Essential phone inbound, stops by FCC

FCC sightings don't usually reveal as much juicy details as its TENAA counterpart in China, but they do at least hint at one thing: a device is close to being launched. That is definitely the case here with Andy Rubin's Essential PH-1 Android smartphone. Since we already know much about the device anyway, all that's really left for drooling fans is a launch date. And since it just appeared at the FCC, that date might be sooner rather than later.

Actually, the FCC filing does reveal some hopefully good news for eager buyers. The documents show that the Essential phone will be compatible with all major US carriers, even those that use CDMA networks. That at least gives some hope despite the news that the device will be a Sprint exclusive. Other than that and the US model number "A11", not much else can be gleaned from it.

The Essential phone is easily one of the most talked about Android phones this year, in a large part because of its association with Andy Rubin, the godfather of Android. Of course, it does help that the smartphone has even less bezels than the Galaxy S8 and promises to be just as pure and quickly updated as Nexus devices.

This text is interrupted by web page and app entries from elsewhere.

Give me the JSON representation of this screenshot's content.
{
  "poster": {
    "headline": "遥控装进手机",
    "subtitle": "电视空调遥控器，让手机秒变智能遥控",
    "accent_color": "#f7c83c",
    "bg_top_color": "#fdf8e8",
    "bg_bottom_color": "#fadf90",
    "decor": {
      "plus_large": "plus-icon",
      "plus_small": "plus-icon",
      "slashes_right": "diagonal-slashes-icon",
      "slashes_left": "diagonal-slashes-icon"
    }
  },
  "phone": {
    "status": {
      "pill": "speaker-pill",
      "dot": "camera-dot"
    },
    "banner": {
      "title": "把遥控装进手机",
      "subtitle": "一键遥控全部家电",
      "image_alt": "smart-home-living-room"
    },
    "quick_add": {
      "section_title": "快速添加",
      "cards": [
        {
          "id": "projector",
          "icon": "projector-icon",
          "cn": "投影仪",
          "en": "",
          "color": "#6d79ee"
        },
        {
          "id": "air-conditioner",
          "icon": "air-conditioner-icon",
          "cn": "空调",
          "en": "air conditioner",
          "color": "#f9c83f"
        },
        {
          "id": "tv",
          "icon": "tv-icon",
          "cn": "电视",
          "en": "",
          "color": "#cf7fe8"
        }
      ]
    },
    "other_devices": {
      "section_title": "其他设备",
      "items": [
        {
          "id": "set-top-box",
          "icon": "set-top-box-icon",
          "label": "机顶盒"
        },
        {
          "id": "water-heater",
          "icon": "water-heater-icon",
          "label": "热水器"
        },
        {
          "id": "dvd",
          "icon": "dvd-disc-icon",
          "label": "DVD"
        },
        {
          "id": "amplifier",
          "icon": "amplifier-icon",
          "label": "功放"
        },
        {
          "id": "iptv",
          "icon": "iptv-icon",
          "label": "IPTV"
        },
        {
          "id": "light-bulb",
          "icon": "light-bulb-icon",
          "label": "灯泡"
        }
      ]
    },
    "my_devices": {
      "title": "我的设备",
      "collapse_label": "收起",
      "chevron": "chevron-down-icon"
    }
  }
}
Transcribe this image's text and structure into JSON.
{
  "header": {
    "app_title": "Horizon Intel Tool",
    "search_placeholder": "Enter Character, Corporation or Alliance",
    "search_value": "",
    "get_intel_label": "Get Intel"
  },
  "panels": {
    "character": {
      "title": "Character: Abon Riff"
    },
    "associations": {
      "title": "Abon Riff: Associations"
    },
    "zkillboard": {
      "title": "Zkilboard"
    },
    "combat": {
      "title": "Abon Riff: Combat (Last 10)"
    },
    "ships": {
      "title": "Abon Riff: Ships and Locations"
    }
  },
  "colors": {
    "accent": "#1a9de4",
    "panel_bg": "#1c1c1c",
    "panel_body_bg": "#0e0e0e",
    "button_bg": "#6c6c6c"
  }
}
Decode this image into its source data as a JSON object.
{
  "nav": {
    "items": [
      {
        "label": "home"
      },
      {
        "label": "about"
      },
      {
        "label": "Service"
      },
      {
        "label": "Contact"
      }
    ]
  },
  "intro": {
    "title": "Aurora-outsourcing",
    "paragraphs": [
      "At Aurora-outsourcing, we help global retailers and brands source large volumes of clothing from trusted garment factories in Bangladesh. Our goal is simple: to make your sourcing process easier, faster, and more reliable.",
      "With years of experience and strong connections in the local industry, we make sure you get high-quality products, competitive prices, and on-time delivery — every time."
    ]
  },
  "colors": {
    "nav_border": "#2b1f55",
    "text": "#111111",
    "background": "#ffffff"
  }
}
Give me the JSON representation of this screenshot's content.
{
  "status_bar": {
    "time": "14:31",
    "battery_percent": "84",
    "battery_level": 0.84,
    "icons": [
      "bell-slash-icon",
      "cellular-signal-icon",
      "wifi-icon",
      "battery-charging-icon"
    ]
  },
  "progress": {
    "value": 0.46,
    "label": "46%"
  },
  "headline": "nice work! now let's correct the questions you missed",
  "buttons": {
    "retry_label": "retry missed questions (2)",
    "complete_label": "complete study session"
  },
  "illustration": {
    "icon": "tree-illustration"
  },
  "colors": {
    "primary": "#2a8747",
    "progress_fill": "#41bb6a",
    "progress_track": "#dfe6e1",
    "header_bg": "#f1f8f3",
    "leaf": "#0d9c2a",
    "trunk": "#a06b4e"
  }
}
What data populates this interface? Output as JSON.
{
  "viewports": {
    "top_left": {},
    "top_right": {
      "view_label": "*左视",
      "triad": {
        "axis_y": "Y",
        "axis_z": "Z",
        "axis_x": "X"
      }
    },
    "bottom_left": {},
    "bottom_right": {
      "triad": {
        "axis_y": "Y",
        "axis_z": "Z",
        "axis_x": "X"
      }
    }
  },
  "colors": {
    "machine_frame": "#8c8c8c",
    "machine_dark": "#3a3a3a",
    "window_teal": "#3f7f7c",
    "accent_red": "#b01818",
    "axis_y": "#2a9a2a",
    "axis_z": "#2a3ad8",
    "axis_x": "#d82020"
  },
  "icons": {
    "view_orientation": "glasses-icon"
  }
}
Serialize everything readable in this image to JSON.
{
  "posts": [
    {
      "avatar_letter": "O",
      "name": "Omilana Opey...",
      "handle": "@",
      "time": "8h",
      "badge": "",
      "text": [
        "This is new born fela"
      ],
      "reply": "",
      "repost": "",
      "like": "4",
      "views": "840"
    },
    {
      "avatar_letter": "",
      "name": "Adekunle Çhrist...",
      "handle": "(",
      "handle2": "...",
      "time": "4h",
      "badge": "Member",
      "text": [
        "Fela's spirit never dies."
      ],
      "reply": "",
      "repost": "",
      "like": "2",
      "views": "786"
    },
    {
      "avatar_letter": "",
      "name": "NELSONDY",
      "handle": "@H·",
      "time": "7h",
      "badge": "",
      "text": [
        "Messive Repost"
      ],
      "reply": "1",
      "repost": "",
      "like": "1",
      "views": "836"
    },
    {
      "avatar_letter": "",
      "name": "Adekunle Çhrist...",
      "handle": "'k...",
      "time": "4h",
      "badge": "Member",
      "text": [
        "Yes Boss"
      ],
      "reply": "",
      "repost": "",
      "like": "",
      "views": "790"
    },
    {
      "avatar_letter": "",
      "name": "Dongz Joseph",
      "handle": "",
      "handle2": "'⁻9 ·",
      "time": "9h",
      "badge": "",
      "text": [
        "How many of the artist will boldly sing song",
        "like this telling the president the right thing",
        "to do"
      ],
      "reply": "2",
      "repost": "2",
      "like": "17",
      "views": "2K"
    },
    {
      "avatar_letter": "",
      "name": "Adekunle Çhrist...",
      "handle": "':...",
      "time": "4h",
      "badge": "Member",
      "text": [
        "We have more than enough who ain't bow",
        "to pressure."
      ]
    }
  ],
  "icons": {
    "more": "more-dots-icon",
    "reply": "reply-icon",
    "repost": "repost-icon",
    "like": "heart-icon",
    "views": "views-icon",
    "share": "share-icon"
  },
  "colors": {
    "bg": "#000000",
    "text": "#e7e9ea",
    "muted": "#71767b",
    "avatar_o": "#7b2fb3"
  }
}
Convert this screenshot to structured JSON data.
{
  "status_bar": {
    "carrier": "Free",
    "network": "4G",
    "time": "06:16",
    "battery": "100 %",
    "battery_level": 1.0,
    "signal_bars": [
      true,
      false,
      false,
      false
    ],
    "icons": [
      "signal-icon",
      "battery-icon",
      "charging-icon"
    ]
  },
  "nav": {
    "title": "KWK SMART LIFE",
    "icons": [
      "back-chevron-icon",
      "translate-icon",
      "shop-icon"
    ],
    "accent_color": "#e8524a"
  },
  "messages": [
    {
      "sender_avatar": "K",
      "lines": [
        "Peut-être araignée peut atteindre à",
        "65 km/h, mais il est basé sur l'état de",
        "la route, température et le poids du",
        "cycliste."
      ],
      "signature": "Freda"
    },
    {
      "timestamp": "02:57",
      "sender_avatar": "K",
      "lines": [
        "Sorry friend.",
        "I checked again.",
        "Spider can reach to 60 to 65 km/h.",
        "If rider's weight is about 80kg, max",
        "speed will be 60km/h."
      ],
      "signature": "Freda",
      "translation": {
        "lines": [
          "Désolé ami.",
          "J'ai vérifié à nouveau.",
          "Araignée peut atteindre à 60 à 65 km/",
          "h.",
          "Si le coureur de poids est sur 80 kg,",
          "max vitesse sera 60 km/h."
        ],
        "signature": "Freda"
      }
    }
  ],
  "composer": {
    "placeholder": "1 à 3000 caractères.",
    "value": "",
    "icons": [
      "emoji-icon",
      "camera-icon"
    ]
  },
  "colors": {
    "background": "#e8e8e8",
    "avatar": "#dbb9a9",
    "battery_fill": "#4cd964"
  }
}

That's not to say the Essential doesn't have its fair share of controversy. That even includes a trademark lawsuit filed by accessory maker Spigen over its very name. The Pogo pins on the smartphone's back has also been deemed a disappointment, carrying over only power for a camera accessory and not data as well. There's no final word yet on waterproofing, but the company's Twitter account does offer some hope.

Perhaps the biggest criticism is Essential's decision to make its first phone exclusive to only one carrier. While the phone will also be sold unlock, it still presents a barrier that not many consumers will be willing to climb over, despite the affordable $699 price tag.